The Diaries of George Washington
Introduction | Washington as a Diarist | The Worlds of Washington | Washington and the New Agriculture | The Weather Watch | History of the Diary Manuscripts |
The diaries of George Washington are not those of a literary diarist in the conventional sense. No one holding the long-prevailing view of Washington as pragmatic and lusterless, a self-made farmer and soldier-statesman, would expect him to commit to paper the kind of personal testament that we associate with notable diarists. Even when familiarity modifies our view of the man, and we find him warmer and more intense than we knew, given to wry humor and sometimes towering rage--even then we do not find in these pages what we have come to expect of a diary.
But let us not be unfair to a man who had his own definition of a diary: "Where & How my Time is Spent." The phrase runs the whole record through. He accounts for his time because, like his lands, his time is a usable resource. It can be tallied and its usefulness appraised. Perhaps it was more than mere convenience that caused Washington to set down his earliest diary entries in interleaved copies of an almanac, for an almanac, too, is an accounting of time.
That his diaries were important to him there is no doubt. When in the spring of 1787 he journeyed to the Constitutional Convention in Philadelphia and discovered that he would be away from Mount Vernon many weeks, he wrote home for the diary he had accidentally left behind. "It will be found, I presume, on my writing table," he said. "Put it under a good strong paper cover, sealed up as a letter" (GW to George A. Washington, 27 May 1787, Henry Huntington Library, San Marino, California).
We can be unfair to Washington in another way by calling this collection of diaries uneven, mixed, or erratic. That is not his fault but ours, for it is we--his biographers, editors, and archivists--who have brought these items together since his death and given them a common label. It would surprise Washington as often as it does his readers to find between the same boards his "where and how" diaries, weather records, agricultural notations, tours of the North and South during his presidency, together with such documents as a travel journal published in 1754 under the title, The Journal of Major George Washington, Sent by the Hon. Robert Dinwiddie, Esq;... Commander in Chief of Virginia, to the Commandant of the French Forces on Ohio (Williamsburg, 1754).

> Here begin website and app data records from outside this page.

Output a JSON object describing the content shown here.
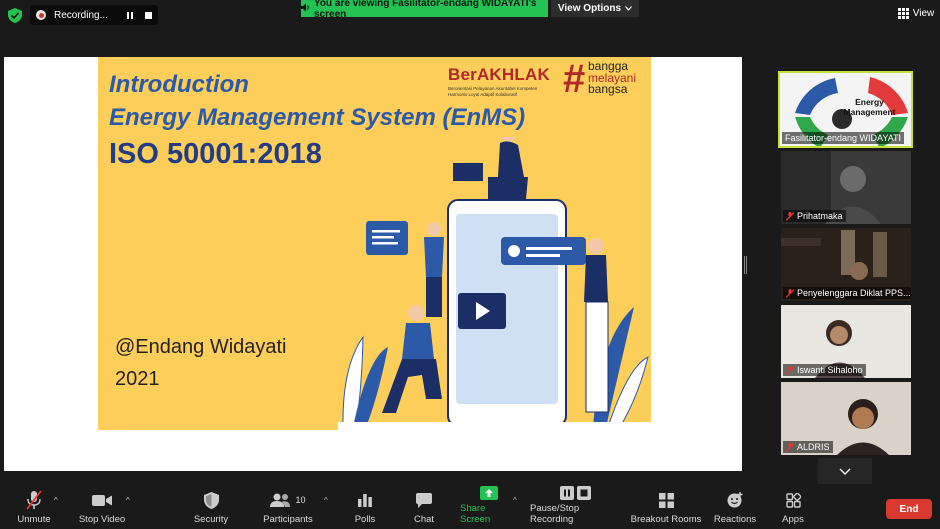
{
  "topbar": {
    "recording_label": "Recording...",
    "viewing_banner": "You are viewing Fasilitator-endang WIDAYATI's screen",
    "view_options_label": "View Options",
    "view_label": "View"
  },
  "slide": {
    "title_line1": "Introduction",
    "title_line2": "Energy Management System (EnMS)",
    "title_line3": "ISO 50001:2018",
    "author": "@Endang Widayati",
    "year": "2021",
    "logo_text": "BerAKHLAK",
    "logo_subtitle_line1": "Berorientasi Pelayanan Akuntabel Kompeten",
    "logo_subtitle_line2": "Harmonis Loyal Adaptif Kolaboratif",
    "hashtag_line1": "bangga",
    "hashtag_line2": "melayani",
    "hashtag_line3": "bangsa"
  },
  "participants": [
    {
      "name": "Fasilitator-endang WIDAYATI",
      "active": true,
      "thumb_text": "Energy Management"
    },
    {
      "name": "Prihatmaka",
      "muted": true
    },
    {
      "name": "Penyelenggara Diklat PPS...",
      "muted": true
    },
    {
      "name": "Iswanti Sihaloho",
      "muted": true
    },
    {
      "name": "ALDRIS",
      "muted": true
    }
  ],
  "toolbar": {
    "unmute": "Unmute",
    "stop_video": "Stop Video",
    "security": "Security",
    "participants": "Participants",
    "participants_count": "10",
    "polls": "Polls",
    "chat": "Chat",
    "share_screen": "Share Screen",
    "pause_stop_recording": "Pause/Stop Recording",
    "breakout_rooms": "Breakout Rooms",
    "reactions": "Reactions",
    "apps": "Apps",
    "end": "End"
  },
  "colors": {
    "accent_green": "#23c253",
    "end_red": "#d93a2f",
    "slide_yellow": "#fece5a",
    "title_blue": "#2c5aa8",
    "active_border": "#c7e03a"
  }
}
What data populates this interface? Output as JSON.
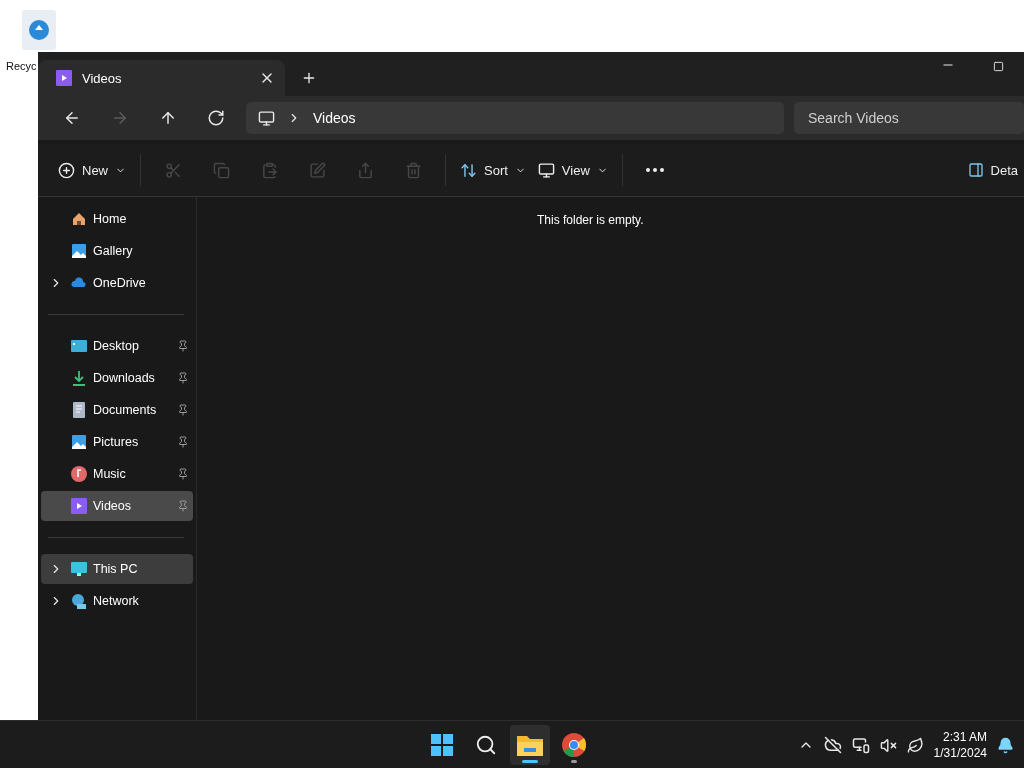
{
  "desktop": {
    "icon_label": "Recyc"
  },
  "window": {
    "tabs": [
      {
        "label": "Videos",
        "selected": true
      }
    ],
    "nav": [
      {
        "kind": "back",
        "disabled": false
      },
      {
        "kind": "forward",
        "disabled": true
      },
      {
        "kind": "up",
        "disabled": false
      },
      {
        "kind": "refresh",
        "disabled": false
      }
    ],
    "breadcrumb": [
      "Videos"
    ],
    "search": {
      "placeholder": "Search Videos"
    },
    "toolbar": [
      {
        "kind": "new",
        "label": "New",
        "disabled": false
      },
      {
        "kind": "sep"
      },
      {
        "kind": "cut",
        "disabled": true
      },
      {
        "kind": "copy",
        "disabled": true
      },
      {
        "kind": "paste",
        "disabled": true
      },
      {
        "kind": "rename",
        "disabled": true
      },
      {
        "kind": "share",
        "disabled": true
      },
      {
        "kind": "delete",
        "disabled": true
      },
      {
        "kind": "sep"
      },
      {
        "kind": "sort",
        "label": "Sort",
        "disabled": false
      },
      {
        "kind": "view",
        "label": "View",
        "disabled": false
      },
      {
        "kind": "sep"
      },
      {
        "kind": "more"
      },
      {
        "kind": "details",
        "label": "Deta",
        "disabled": false
      }
    ],
    "sidebar": [
      [
        {
          "label": "Home",
          "expandable": false,
          "pinned": false,
          "selected": false,
          "hovered": false
        },
        {
          "label": "Gallery",
          "expandable": false,
          "pinned": false,
          "selected": false,
          "hovered": false
        },
        {
          "label": "OneDrive",
          "expandable": true,
          "pinned": false,
          "selected": false,
          "hovered": false
        }
      ],
      [
        {
          "label": "Desktop",
          "expandable": false,
          "pinned": true,
          "selected": false,
          "hovered": false
        },
        {
          "label": "Downloads",
          "expandable": false,
          "pinned": true,
          "selected": false,
          "hovered": false
        },
        {
          "label": "Documents",
          "expandable": false,
          "pinned": true,
          "selected": false,
          "hovered": false
        },
        {
          "label": "Pictures",
          "expandable": false,
          "pinned": true,
          "selected": false,
          "hovered": false
        },
        {
          "label": "Music",
          "expandable": false,
          "pinned": true,
          "selected": false,
          "hovered": false
        },
        {
          "label": "Videos",
          "expandable": false,
          "pinned": true,
          "selected": true,
          "hovered": false
        }
      ],
      [
        {
          "label": "This PC",
          "expandable": true,
          "pinned": false,
          "selected": false,
          "hovered": true
        },
        {
          "label": "Network",
          "expandable": true,
          "pinned": false,
          "selected": false,
          "hovered": false
        }
      ]
    ],
    "empty_message": "This folder is empty."
  },
  "taskbar": {
    "apps": [
      {
        "kind": "start",
        "active": false,
        "running": false
      },
      {
        "kind": "search",
        "active": false,
        "running": false
      },
      {
        "kind": "explorer",
        "active": true,
        "running": true
      },
      {
        "kind": "browser",
        "active": false,
        "running": true
      }
    ],
    "clock": {
      "time": "2:31 AM",
      "date": "1/31/2024"
    }
  }
}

Even when his preoccupation with other matters reduces Washington to a mere chronicling of dinner guests, the record is noteworthy, although at times the reader may feel he has got hold of an eighteenth-century guest book rather than a diary. What a diarist chooses to set down, and what not to bother with after a busy day, can be worthy of scrutiny: the number of "respectable ladies" who constantly turned out to pay Washington homage during his southern tour in 1791, tallied so precisely that one suspects Washington of counting heads; his passion for fruits and flowers and the resulting diary notes that very nearly constitute a synopsis of eighteenth-century horticulture; his daily horseback rides, necessary to any large-scale Virginia farmer but clearly a ritual with him; his notices of the dalliance, both planned and impromptu, of his male and female foxhounds--a vital record if canine bloodlines were to be kept pure.
The Washington of the diaries is not the Washington who penned hundreds of letters to neighbors dealing for farm produce and to foreign potentates attending to the affairs of the eighteenth-century world. He is not on guard here, for he seems unaware that any other eyes will see, or need to see, what he is writing.

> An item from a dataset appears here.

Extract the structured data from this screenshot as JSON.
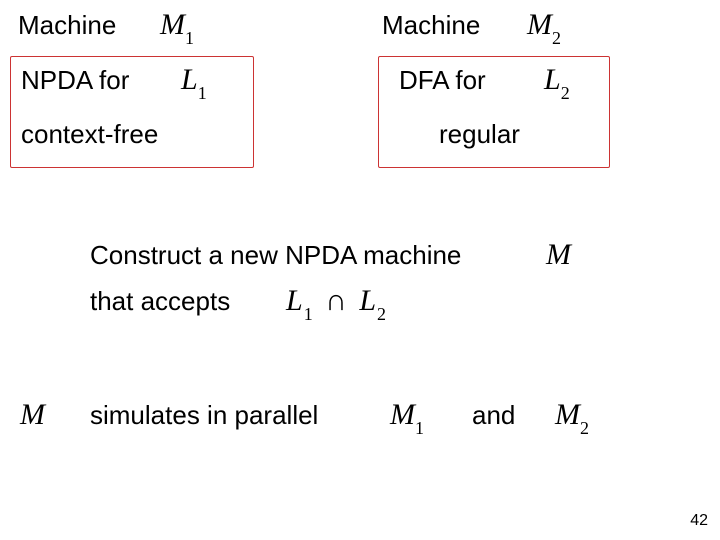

"At home all day. About five oclock poor Patcy Custis Died Suddenly," runs the complete entry for 19 June 1773. Good enough for his purposes; it was what happened on that day. His curt entry would serve to remind him of his devotion to his ill-fated stepdaughter, dead in her teens after a life made wretched by epilepsy. The place for sorrow was in communications to friends, not in the unresponsive pages of a memorandum book, and so it was to Burwell Bassett that he wrote of his grief for the "Sweet Innocent Girl" who had entered into "a more happy, & peaceful abode than any she has met with in the afflicted Path she hitherto has trod"(GW to Burwell Bassett, 20 June 1773, in John C. Fitzpatrick, ed., The Writings of George Washington from the Original Manuscript Sources, 1745-1799 [Washington, D.C., 1931-44], vol. 3, p. 138).
Reading these diaries from beginning to end can become a tedious exercise, though rewarding. Sampling them in brief sessions can become an equally rewarding way to probe the depths, those uneven depths, of a man who has come to personify the spirit of America in his time. John C. Fitzpatrick realized this essential value of the diaries in the 1920s when he undertook to issue the first compilation, the edition which the present one is intended to supersede. Writing to a committee of the Mount Vernon Ladies' Association of the Union in 1924, he said: "Now that I have read every word of these Diaries, from the earliest to the last one, it is impossible to consider them in any other light than that of a most marvelous record. It is absolutely impossible for anyone to arrive at a true understanding or comprehension of George Washington without reading this Diary record." Next: The Worlds of Washington